As anyone who has ever observed a political campaign understands that choosing correctly is more easily said than done. Candidates ramp up their campaign rhetoric with many promises that are soon forgotten once the election is over.
Let’s look at one promise that’s gaining traction in this campaign.
The Progressive Conservatives will cap growth in property assessments for all residents at three per cent annually for two years while working together with all partners to make a new system that is fairer and more effective for the long-term.
In addition, they will permanently freeze property assessments for all resident homeowners aged 65 and older for as long as they own and live in their home.
The Liberals will freeze all assessments on unaltered property for two years to allow for a comprehensive public engagement process with the goal of establishing a new, more equitable property assessment regime.
OK, but do we truly need a new, more equitable property-assessment regime? And should property assessments be capped or frozen?
The answer is no on both counts.
Service New Brunswick performs the assessment function on behalf of the province and its various local governments.
Each year, the assessment team – consisting of 110 skilled, highly educated and dedicated professionals – places assessments on more than 450,000 properties. All real property is assessed at its real and true value, or market value, as of Jan. 1 of the taxation year.
The Service New Brunswick team calculates the total value of all properties in each municipal entity and provides this information for the determination of the local tax rate.
Last year, the value of all real property liable to taxation totalled in excess of $35 billion. The province issues the tax bills and undertakes collection of property taxes.
In his Report on the Future of Local Governance in New Brunswick (November 2008), Jean-Guy Finn reveals that one of the strengths of the property tax system is the uniform market-based assessment practice applied province-wide by Service New Brunswick.
It’s sound, eliminates a patchwork approach to assessments and avoids a potentially costly and heavy administrative burden on individual municipal entities.
Mr. Finn further concludes that assessment values shouldn’t be capped or frozen.
He references a study commissioned by the Atlantic Institute for Market Studies (AIMS) on taxation in the Halifax Regional Municipality, wherein the author states, “While this practice is often politically palatable in the short run, it is simply bad policy and bad practice.

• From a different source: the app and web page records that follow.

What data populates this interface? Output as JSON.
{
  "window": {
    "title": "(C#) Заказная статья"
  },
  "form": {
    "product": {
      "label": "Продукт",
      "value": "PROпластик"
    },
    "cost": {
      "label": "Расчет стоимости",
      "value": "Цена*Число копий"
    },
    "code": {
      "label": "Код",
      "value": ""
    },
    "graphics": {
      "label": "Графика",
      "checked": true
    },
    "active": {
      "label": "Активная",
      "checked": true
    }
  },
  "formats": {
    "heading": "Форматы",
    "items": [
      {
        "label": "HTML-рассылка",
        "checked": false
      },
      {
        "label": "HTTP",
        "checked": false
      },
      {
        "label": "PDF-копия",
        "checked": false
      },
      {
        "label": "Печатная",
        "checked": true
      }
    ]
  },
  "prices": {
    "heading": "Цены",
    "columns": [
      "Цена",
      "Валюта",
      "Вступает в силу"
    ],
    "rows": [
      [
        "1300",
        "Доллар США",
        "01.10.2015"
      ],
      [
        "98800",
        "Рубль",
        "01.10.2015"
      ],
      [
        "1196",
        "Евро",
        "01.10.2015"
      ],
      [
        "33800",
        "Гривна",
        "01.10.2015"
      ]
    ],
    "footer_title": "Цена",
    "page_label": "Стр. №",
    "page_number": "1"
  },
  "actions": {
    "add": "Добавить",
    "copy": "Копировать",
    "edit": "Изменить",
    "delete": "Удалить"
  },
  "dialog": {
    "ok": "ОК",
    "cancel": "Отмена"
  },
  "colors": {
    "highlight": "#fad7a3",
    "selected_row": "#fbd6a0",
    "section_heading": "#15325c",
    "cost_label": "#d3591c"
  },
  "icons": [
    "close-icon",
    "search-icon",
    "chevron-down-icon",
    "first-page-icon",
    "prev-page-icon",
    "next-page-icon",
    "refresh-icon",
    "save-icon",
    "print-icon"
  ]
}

It leads to inequities and distortions during the period of the cap or freeze and it often has suicidal political consequences when the cap or freeze is removed” (Kitchen 2008, p. 8).
As a career real-estate valuation specialist, I can say with certainty there’s no problem with the assessment process in New Brunswick and must be retained.

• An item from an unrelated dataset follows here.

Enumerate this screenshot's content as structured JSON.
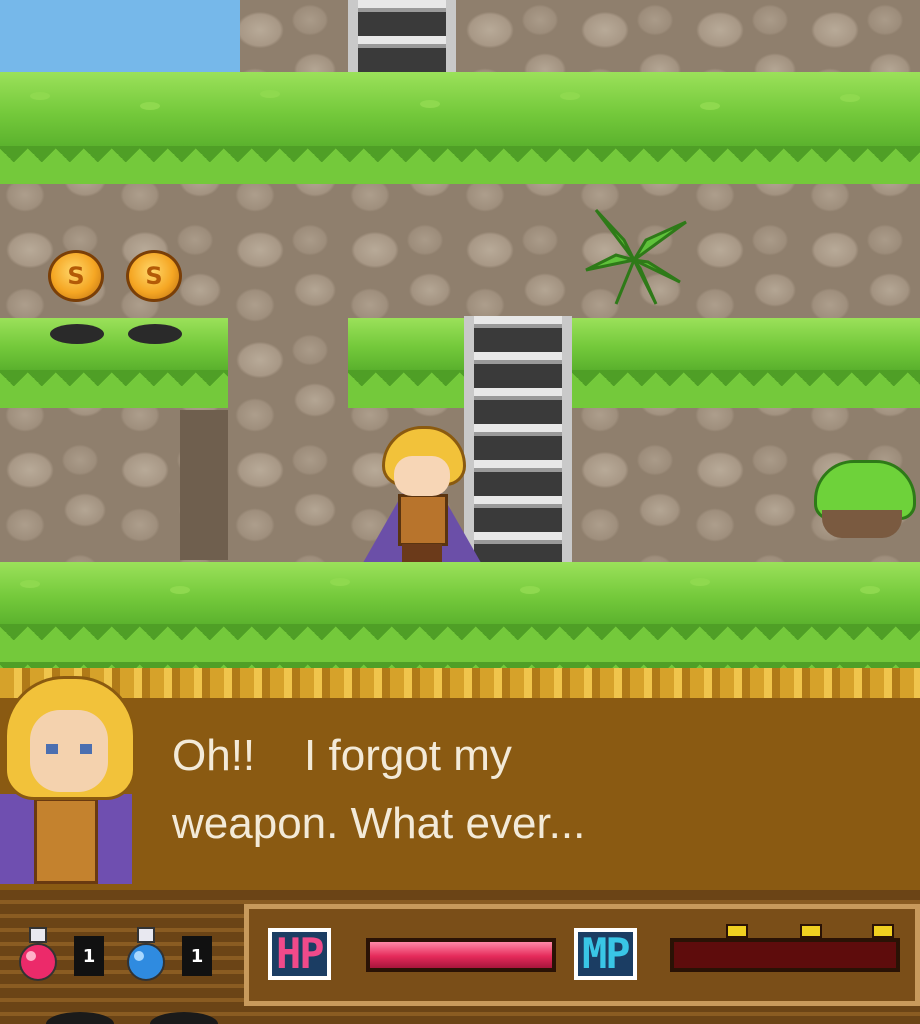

We have a tax problem made worse by a series of provincial government decisions cutting unconditional grants and downloading many responsibilities to local governments but giving them limited means with which to fulfill those obligations.

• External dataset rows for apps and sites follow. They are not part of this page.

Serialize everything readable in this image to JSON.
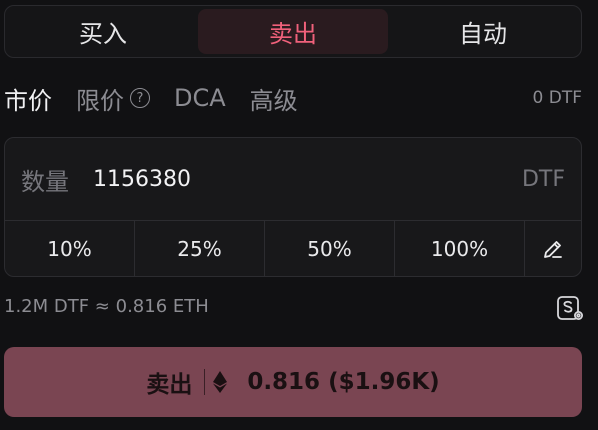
{
  "side_tabs": [
    "买入",
    "卖出",
    "自动"
  ],
  "active_side": "卖出",
  "order_types": {
    "market": "市价",
    "limit": "限价",
    "dca": "DCA",
    "advanced": "高级",
    "balance": "0 DTF"
  },
  "quantity": {
    "label": "数量",
    "value": "1156380",
    "unit": "DTF"
  },
  "percent_buttons": [
    "10%",
    "25%",
    "50%",
    "100%"
  ],
  "conversion": "1.2M DTF ≈ 0.816 ETH",
  "submit": {
    "label": "卖出",
    "amount": "0.816 ($1.96K)"
  },
  "colors": {
    "accent_red": "#f0617b",
    "sell_button": "#7a4552"
  },
  "icons": [
    "help-icon",
    "edit-pencil-icon",
    "slippage-settings-icon",
    "eth-icon"
  ]
}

Presently, municipal operating budgets are financed through property taxes, unconditional grants and non-tax revenue.
New Brunswick legislators must change, without delay, the way local governments are governed and financed. A new tax structure must be developed, one that more equitably distributes all tax revenue to the governing authorities, and one that ultimately results in lower property taxes for all.
Les Smith is a former president of the Fredericton Chamber of Commerce. He lives in New Maryland.